Element data from apps and pages:
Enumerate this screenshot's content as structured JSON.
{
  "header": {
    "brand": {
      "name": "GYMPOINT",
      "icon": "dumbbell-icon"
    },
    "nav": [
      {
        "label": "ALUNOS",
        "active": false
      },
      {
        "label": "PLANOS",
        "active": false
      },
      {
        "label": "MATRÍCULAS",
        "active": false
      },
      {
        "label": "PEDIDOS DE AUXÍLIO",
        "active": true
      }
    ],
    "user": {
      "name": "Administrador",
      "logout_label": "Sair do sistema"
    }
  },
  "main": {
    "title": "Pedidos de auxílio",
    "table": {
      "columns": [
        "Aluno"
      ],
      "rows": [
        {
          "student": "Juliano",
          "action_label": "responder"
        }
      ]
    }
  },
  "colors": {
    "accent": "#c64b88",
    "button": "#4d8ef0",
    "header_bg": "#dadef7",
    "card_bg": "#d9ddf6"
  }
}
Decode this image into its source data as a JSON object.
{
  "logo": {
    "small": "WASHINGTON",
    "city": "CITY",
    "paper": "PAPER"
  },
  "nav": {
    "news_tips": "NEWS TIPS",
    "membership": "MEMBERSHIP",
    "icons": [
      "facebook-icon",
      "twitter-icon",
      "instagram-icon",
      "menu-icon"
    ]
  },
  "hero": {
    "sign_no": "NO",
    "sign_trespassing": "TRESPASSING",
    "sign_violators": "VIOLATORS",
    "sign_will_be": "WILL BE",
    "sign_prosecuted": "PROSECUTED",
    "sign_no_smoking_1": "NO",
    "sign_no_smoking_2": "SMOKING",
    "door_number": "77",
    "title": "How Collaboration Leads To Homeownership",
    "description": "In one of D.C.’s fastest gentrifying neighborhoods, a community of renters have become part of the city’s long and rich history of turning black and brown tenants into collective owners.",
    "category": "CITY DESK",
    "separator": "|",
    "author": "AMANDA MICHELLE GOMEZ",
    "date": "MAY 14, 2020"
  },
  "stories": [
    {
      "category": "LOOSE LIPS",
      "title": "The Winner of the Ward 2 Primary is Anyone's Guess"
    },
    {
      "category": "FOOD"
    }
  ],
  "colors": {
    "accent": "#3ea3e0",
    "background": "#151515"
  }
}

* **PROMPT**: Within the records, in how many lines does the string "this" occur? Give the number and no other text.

* **SOLUTION**: 2